*** Begin section ***
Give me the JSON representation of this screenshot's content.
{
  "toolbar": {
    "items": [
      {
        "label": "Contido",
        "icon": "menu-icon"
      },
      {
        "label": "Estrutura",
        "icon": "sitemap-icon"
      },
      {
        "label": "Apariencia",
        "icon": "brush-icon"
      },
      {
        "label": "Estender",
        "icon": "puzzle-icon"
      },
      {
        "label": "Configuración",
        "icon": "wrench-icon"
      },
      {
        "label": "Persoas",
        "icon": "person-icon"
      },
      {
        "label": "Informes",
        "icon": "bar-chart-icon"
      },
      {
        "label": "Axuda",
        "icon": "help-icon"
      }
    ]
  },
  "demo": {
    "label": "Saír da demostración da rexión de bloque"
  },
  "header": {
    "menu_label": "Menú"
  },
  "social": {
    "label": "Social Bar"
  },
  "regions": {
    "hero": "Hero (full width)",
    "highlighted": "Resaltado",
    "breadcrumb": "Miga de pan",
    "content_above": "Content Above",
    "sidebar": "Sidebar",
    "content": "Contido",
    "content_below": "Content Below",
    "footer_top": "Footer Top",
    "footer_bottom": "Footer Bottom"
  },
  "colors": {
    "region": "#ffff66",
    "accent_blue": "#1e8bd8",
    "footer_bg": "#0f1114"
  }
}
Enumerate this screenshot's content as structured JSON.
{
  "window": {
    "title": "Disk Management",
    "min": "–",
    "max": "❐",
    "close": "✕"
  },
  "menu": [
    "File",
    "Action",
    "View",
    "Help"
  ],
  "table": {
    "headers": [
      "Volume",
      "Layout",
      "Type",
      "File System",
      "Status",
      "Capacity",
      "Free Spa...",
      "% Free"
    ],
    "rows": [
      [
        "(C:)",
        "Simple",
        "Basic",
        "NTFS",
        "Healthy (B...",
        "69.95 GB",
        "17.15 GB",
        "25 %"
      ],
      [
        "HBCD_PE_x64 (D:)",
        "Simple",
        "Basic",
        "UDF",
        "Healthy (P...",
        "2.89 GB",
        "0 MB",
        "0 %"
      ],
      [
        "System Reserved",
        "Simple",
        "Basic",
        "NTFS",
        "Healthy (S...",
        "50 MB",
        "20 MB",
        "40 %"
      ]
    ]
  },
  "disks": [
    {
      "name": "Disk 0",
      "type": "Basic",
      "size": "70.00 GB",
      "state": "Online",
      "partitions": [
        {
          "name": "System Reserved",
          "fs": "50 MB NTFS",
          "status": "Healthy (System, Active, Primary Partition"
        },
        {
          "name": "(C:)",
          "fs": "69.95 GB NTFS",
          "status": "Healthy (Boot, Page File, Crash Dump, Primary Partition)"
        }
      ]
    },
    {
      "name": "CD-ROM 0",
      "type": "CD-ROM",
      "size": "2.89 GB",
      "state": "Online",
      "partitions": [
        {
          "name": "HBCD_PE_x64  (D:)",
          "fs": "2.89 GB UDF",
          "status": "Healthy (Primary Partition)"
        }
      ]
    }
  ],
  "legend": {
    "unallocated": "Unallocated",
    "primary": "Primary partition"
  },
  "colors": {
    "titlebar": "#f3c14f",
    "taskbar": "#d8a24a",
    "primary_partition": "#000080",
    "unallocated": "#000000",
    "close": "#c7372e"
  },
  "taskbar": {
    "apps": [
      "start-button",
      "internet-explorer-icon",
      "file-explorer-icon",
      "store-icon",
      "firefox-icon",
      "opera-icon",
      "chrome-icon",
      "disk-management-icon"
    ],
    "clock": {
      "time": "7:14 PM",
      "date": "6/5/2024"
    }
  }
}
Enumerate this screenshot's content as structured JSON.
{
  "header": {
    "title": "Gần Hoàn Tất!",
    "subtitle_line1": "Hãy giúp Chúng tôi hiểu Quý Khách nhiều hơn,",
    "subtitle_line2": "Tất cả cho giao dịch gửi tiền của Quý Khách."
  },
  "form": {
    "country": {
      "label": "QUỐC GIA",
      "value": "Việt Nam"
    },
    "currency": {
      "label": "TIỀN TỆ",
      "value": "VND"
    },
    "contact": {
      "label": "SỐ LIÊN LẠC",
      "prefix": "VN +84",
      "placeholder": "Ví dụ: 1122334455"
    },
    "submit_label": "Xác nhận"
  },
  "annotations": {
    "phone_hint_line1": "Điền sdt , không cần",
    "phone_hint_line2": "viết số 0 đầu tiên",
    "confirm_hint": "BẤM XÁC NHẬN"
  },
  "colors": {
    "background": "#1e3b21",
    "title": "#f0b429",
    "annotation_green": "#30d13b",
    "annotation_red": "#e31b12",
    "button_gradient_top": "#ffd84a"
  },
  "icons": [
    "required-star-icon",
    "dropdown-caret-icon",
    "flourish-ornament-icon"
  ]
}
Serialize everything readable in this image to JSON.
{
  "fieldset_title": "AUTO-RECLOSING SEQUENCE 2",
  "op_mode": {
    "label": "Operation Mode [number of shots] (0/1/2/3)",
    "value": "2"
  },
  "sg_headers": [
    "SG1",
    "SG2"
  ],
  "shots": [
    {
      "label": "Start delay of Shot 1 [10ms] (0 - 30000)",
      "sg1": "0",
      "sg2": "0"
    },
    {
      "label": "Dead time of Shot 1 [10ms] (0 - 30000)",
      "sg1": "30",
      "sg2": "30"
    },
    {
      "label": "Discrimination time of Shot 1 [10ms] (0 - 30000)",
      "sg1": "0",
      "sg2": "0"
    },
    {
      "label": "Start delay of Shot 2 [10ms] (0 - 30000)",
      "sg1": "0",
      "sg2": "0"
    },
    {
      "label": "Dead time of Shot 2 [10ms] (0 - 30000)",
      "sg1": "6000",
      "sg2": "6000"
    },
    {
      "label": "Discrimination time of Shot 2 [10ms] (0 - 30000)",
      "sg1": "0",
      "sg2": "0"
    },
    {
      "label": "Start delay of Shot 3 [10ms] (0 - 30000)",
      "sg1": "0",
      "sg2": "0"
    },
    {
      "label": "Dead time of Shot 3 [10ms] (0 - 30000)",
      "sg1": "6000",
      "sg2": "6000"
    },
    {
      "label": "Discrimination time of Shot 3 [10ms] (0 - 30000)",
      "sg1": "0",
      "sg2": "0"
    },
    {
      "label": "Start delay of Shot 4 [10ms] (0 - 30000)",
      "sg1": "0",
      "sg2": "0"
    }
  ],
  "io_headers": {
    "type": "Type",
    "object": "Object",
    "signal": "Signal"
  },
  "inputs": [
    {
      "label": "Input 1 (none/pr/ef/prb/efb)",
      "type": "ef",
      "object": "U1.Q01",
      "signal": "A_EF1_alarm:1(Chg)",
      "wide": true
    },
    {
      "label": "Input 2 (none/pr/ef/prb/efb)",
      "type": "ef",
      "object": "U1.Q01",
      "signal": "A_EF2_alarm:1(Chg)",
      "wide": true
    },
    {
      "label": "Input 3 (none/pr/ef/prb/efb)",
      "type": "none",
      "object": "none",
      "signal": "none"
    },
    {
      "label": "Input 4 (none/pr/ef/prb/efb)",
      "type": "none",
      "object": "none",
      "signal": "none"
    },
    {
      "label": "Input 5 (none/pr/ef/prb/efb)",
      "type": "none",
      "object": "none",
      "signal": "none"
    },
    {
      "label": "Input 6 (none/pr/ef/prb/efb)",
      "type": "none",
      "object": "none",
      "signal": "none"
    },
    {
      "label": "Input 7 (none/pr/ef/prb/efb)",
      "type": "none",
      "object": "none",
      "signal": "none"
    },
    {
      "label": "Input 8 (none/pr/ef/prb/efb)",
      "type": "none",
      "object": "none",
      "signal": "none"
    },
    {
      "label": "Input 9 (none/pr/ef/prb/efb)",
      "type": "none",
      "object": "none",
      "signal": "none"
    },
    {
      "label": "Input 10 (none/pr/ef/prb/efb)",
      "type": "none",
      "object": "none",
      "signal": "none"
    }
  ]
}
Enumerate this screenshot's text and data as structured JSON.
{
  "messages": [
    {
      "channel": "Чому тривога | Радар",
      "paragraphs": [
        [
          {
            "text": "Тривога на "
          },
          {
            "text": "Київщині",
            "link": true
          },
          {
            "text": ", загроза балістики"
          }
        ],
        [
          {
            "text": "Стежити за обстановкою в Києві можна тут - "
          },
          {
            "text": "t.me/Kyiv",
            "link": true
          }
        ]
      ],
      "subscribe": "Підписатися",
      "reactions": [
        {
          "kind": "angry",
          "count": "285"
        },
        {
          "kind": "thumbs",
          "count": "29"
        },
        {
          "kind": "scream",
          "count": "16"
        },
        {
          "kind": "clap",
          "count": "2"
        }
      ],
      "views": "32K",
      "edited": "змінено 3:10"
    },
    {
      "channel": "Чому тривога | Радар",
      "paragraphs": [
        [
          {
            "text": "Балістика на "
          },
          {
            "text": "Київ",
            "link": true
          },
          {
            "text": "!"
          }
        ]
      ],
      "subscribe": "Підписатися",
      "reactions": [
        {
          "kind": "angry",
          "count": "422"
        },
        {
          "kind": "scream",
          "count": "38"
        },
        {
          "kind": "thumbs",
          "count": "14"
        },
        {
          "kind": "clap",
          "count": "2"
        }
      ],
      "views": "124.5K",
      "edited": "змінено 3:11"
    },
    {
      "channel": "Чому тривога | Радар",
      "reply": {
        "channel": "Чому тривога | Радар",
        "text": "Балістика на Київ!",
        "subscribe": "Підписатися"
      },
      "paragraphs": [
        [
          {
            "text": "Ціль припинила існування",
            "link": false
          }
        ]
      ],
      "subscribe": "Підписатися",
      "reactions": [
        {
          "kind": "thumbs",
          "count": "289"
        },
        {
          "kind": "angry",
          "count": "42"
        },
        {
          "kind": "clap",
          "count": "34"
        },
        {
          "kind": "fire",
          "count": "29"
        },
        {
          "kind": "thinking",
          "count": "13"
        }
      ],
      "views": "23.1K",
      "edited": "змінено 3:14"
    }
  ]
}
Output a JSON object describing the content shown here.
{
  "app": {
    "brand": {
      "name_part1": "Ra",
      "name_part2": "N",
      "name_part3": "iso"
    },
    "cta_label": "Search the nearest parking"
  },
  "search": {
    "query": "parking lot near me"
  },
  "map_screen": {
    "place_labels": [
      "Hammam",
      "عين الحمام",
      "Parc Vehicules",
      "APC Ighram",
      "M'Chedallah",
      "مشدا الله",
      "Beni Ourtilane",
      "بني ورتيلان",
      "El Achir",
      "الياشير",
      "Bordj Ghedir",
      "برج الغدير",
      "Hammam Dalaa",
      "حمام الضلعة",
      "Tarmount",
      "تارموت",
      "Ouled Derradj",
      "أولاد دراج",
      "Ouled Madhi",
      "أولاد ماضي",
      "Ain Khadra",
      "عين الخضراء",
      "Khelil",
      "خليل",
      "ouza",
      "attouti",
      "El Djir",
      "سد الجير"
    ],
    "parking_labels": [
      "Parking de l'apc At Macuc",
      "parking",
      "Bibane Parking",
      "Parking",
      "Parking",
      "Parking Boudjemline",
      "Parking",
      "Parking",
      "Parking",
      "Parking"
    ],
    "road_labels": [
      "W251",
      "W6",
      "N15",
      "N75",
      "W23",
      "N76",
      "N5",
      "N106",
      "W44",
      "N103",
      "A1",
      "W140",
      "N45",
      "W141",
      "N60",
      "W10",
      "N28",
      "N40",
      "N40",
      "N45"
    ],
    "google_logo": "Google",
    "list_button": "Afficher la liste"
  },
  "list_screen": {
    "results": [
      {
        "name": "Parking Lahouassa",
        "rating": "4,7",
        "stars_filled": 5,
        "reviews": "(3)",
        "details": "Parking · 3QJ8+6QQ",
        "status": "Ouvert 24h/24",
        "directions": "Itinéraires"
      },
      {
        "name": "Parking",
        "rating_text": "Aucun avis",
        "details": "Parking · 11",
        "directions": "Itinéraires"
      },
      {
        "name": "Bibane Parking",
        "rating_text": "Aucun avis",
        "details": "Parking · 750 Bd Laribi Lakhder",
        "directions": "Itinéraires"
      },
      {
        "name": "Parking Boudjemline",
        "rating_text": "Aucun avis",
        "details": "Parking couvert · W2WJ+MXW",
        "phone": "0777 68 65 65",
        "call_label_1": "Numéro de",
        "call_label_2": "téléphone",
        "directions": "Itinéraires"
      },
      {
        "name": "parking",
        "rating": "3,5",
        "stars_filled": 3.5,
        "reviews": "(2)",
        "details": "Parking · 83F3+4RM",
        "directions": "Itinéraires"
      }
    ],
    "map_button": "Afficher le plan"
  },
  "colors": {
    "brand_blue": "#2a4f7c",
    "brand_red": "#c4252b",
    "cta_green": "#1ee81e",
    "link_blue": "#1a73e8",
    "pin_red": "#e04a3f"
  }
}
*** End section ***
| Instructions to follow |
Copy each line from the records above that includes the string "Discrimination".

| Result of the exercise |
      "label": "Discrimination time of Shot 1 [10ms] (0 - 30000)",
      "label": "Discrimination time of Shot 2 [10ms] (0 - 30000)",
      "label": "Discrimination time of Shot 3 [10ms] (0 - 30000)",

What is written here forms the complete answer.